Recent developments in the paint industry confirm that indeed, this is a global business, however paint company sales and acquisitions around the world can affect what you’re buying a few blocks from your shop, so it never hurts to know a bit about the larger picture. Get out your scorecard; as you’ll find out, brands changing hands is nothing new, and many brands familiar to today’s painters and paint contractors have beginnings that have been obscured by time, rebranding and acquisition.
Brands Changing Hands
Amsterdam-based AkzoNobel is the third largest paint company in the world after Sherwin-Williams and PPG. The company has furthered its global reach; it recently acquired the African holdings of Japanese company Kansai Paint, which is listed on the same chart at number eight. Kansai does business in twelve African countries including South Africa, Namibia, Uganda, Zambia, and Zimbabwe. “The transaction includes the Plascon brand, which has more than 100 years of heritage in South Africa,” says AkzoNobel in a press release. “Together with our own Dulux brand, they’re the longest-established paint brands in the region.”
Plascon was first opened in Johannesburg, South Africa, in 1889 and is involved in decorative, industrial, and automotive coatings. Kansai acquired the company in 2011.
Room for Growth
CEOs of the African-based paint companies sold in the transaction have lauded the decision, stating, “We believe that AkzoNobel will be the owner who will elevate the business to the next level, as AkzoNobel … is committed to innovation, workforce development and broader career opportunities, as well as the long-term success of its paint businesses in Africa.”
“Acquiring Kansai Paint’s activities in the region will help us to further expand our paints and coatings business in Africa and provide a strong platform for future growth,” says AkzoNobel CEO, Thierry Vanlancker. “Kansai Paint shares our commitment to innovation and sustainability, and we look forward to combining our expertise, which will result in a wider range of innovative products and more sustainable solutions for our customers.”

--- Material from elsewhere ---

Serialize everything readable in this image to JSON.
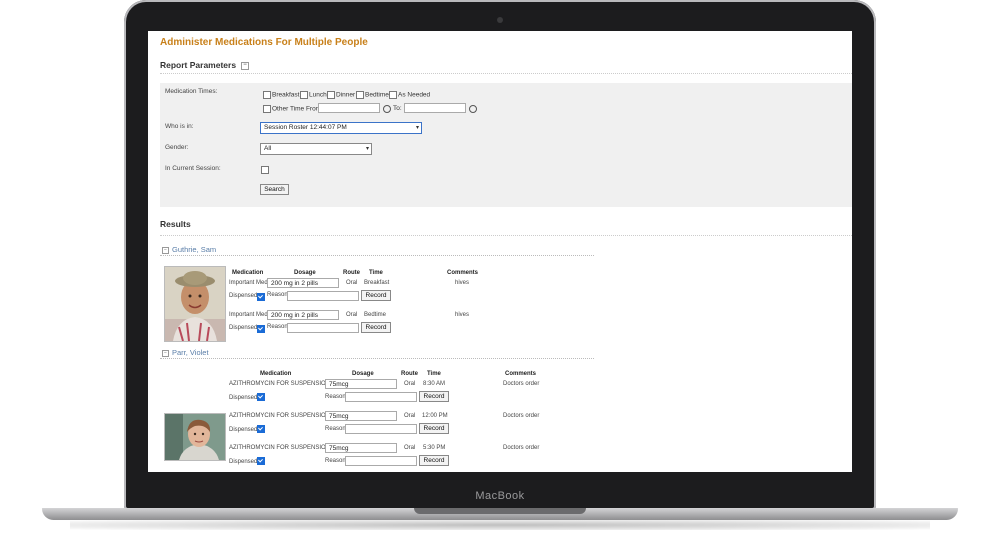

Along with Kansai, AkzoNobel has embarked on a series of paints and coatings acquisitions over the last two years, including Titan Paints in Spain and Portugal, New Nautical Coatings in the US, and most recently, Grupo Orbis in Latin America.
New Nautical Coatings, based in Florida and established in 1978, is a brand of yacht coatings sold in the US as well as the Caribbean and Australasia. AkzoNobel has stated that the North American yacht market is the largest in the world. “Acquiring New Nautical Coatings means we’re now well-positioned to expand our operations in North America and further improve the service levels for our customers,” said a company executive.
The coatings legacy of AkzoNobel goes back to 1792, when Wiert Willem Sikkens began manufacturing wood finishing products to sell to nearby craftsmen. For reference, George Washington was serving his first term in office. The company, eventually known as Akzo, merged with Nobel Industries — which has roots back to 1646 — in 1994 and now operates in about 150 countries. In the USA it is best known for the Sikkens brand, however its American interests in the brand were sold to PPG, which now sells the product as PPG Proluxe. AkzoNobel also sells many products under the Devoe label, a brand founded in the American colonies in 1754.
With a regional headquarters in Nashville, Tennessee, AkzoNobel’s North America operations includes 3,200 employees at more than 30 manufacturing sites, technology labs and business offices. The Top Employers Institute has certified AkzoNobel as a “Top Employer 2020 in the USA.”
Late in the 2010s, the company rejected several offers from PPG, which was interested in acquiring the Dutch company, but as Akzo Nobel rejected a nearly $30 billion offer, the companies remain independent of each other.